It’s important to consider a few things about the next-generation 15” MacBook Pro:
- This computer is effectively replacing the now-dead 17” MacBook Pro, a computer that was almost 100% feature matched to the 15” but with a bigger screen and maybe an extra port or so.
- The 15” MacBook Pro has a high resolution option for 1680x1050, but the 2880x1800 offered by the new MacBook Pro is a pixel-doubled 1440x900. This is, in effect, a loss of screen real estate for users that traditionally bought the high-res display option. Like myself.
That being said, I suppose nobody should have come out as surprised to discover that Apple thought about these things when designing HiDPI mode in their OS along with HiDPI displays. Late last night, Jim Dalrymple posted his initial thoughts on the Retina display and showed off the Display preference pane:
This is Apple’s user-friendly way of presenting the user with 5 resolution options: 1024x640, 1280x800, 1680x1050, 1920x1200, and 2880x1800+HiDPI. Now, it’s nothing revolutionary to offer to offer scaled, non-native resolutions on a computer. But traditionally, non-native resolutions have always looked terrible on LCD screens. But that doesn’t seem to be the case on the MacBook Pro’s Retina display.
Jason Snell tweeted about this last night:
@arnoldkim No, actually it looks clear.— Jason Snell (@jsnell) June 11, 2012
And Anand Shimpi at AnandTech has already started giving the new MacBook Pro his rundown and seems to come to the same conclusion:

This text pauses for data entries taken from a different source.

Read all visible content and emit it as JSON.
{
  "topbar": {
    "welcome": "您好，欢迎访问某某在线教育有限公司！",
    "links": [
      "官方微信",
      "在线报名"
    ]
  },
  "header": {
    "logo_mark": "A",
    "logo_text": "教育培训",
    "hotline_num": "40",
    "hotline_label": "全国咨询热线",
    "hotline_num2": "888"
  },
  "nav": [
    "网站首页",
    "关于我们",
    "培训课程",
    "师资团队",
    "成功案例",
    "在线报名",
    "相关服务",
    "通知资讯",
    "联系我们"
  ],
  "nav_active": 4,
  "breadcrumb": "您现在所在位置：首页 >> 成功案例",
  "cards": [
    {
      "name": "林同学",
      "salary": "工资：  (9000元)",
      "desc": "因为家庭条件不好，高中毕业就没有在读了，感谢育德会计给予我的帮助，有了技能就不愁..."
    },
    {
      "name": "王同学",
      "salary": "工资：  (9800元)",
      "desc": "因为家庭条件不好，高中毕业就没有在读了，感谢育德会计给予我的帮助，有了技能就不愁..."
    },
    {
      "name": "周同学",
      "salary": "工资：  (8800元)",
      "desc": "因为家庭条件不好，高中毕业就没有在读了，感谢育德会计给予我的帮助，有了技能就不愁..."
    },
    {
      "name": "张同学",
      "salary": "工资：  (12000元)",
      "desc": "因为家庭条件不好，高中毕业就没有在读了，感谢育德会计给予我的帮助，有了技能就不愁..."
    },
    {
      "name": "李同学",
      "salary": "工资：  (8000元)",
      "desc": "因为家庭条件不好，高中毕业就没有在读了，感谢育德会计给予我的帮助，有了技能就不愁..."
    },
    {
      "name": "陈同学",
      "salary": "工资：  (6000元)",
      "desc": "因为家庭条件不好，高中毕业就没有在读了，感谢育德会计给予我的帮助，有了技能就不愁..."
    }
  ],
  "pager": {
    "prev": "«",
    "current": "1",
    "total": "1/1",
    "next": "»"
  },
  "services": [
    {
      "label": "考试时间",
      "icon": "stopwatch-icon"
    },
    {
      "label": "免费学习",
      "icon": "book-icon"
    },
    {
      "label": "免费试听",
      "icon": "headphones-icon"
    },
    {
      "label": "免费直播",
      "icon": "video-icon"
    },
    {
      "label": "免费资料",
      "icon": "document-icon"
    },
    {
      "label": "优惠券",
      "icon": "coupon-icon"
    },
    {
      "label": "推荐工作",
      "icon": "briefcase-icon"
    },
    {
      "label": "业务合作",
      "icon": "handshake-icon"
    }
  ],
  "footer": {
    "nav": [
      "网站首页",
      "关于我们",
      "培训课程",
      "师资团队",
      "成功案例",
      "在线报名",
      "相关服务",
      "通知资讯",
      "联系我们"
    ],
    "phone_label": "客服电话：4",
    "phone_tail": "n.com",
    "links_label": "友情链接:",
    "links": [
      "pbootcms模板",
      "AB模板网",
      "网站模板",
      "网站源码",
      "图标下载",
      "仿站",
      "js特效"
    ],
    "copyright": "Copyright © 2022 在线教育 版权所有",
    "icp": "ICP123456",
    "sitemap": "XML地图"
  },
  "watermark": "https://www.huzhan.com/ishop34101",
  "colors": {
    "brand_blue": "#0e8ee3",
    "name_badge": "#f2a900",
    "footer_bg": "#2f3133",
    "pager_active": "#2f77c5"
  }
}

Even at the non-integer scaled 1680 x 1050 setting, the Retina Display looks a lot better than last year’s high-res panel. It looks like Apple actually renders the screen at twice the selected resolution before scaling it to fit the 2880 x 1800 panel (in other words, at 1920 x 1200 Apple is rendering everything at 3840 x 2400 (!) before scaling - this is likely where the perf impact is seen, but I’m trying to find a way to quantify that now). Everything just looks better. I also appreciate how quick it is to switch between resolutions on OS X. When I’m doing a lot of work I prefer the 1920 x 1200 setting, but if I’m in content consumption mode I find myself happier at 1440 x 900 or 1680 x 1050.
Food for thought. It’s little things like this that should really help cement the idea that Apple is working at the front edge of technology, and it’s for these reasons that they are able to lock down supply chains and perfect technology before the competition, placing Apple in such a strong position when everyone tries to execute on the same ideas instead of innovating in their own way. You can only make that Wayne Gretzky puck quote analogy so many times.